Content starts
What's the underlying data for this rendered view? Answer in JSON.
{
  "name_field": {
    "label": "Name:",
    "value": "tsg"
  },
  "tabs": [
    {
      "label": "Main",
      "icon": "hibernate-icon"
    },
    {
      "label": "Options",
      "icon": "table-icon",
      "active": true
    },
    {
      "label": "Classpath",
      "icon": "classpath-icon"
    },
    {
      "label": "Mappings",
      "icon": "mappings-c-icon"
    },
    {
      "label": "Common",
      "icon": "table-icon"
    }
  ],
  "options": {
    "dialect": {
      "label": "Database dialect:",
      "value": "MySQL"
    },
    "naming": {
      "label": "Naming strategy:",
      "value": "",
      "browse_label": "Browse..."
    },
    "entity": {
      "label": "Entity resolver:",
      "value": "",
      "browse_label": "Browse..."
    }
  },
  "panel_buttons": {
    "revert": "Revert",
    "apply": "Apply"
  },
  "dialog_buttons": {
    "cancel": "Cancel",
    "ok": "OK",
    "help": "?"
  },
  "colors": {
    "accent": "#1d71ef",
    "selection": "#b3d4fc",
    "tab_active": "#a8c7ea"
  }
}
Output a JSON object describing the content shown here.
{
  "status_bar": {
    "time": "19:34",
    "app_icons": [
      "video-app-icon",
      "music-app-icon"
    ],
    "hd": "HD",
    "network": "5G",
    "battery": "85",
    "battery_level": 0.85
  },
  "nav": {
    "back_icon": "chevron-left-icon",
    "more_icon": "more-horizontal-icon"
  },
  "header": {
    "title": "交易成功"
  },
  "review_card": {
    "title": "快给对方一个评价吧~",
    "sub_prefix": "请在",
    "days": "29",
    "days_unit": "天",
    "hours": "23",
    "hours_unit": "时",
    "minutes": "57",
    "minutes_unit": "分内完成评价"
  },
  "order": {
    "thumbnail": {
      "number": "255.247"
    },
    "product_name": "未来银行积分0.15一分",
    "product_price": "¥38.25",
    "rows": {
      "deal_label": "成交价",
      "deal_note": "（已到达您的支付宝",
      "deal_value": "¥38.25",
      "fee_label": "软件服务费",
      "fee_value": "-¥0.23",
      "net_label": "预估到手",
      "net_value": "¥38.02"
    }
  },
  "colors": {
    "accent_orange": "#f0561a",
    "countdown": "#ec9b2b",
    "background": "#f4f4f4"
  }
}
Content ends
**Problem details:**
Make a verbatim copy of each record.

**Answer for the task:**
What's the underlying data for this rendered view? Answer in JSON.
{
  "name_field": {
    "label": "Name:",
    "value": "tsg"
  },
  "tabs": [
    {
      "label": "Main",
      "icon": "hibernate-icon"
    },
    {
      "label": "Options",
      "icon": "table-icon",
      "active": true
    },
    {
      "label": "Classpath",
      "icon": "classpath-icon"
    },
    {
      "label": "Mappings",
      "icon": "mappings-c-icon"
    },
    {
      "label": "Common",
      "icon": "table-icon"
    }
  ],
  "options": {
    "dialect": {
      "label": "Database dialect:",
      "value": "MySQL"
    },
    "naming": {
      "label": "Naming strategy:",
      "value": "",
      "browse_label": "Browse..."
    },
    "entity": {
      "label": "Entity resolver:",
      "value": "",
      "browse_label": "Browse..."
    }
  },
  "panel_buttons": {
    "revert": "Revert",
    "apply": "Apply"
  },
  "dialog_buttons": {
    "cancel": "Cancel",
    "ok": "OK",
    "help": "?"
  },
  "colors": {
    "accent": "#1d71ef",
    "selection": "#b3d4fc",
    "tab_active": "#a8c7ea"
  }
}
Output a JSON object describing the content shown here.
{
  "status_bar": {
    "time": "19:34",
    "app_icons": [
      "video-app-icon",
      "music-app-icon"
    ],
    "hd": "HD",
    "network": "5G",
    "battery": "85",
    "battery_level": 0.85
  },
  "nav": {
    "back_icon": "chevron-left-icon",
    "more_icon": "more-horizontal-icon"
  },
  "header": {
    "title": "交易成功"
  },
  "review_card": {
    "title": "快给对方一个评价吧~",
    "sub_prefix": "请在",
    "days": "29",
    "days_unit": "天",
    "hours": "23",
    "hours_unit": "时",
    "minutes": "57",
    "minutes_unit": "分内完成评价"
  },
  "order": {
    "thumbnail": {
      "number": "255.247"
    },
    "product_name": "未来银行积分0.15一分",
    "product_price": "¥38.25",
    "rows": {
      "deal_label": "成交价",
      "deal_note": "（已到达您的支付宝",
      "deal_value": "¥38.25",
      "fee_label": "软件服务费",
      "fee_value": "-¥0.23",
      "net_label": "预估到手",
      "net_value": "¥38.02"
    }
  },
  "colors": {
    "accent_orange": "#f0561a",
    "countdown": "#ec9b2b",
    "background": "#f4f4f4"
  }
}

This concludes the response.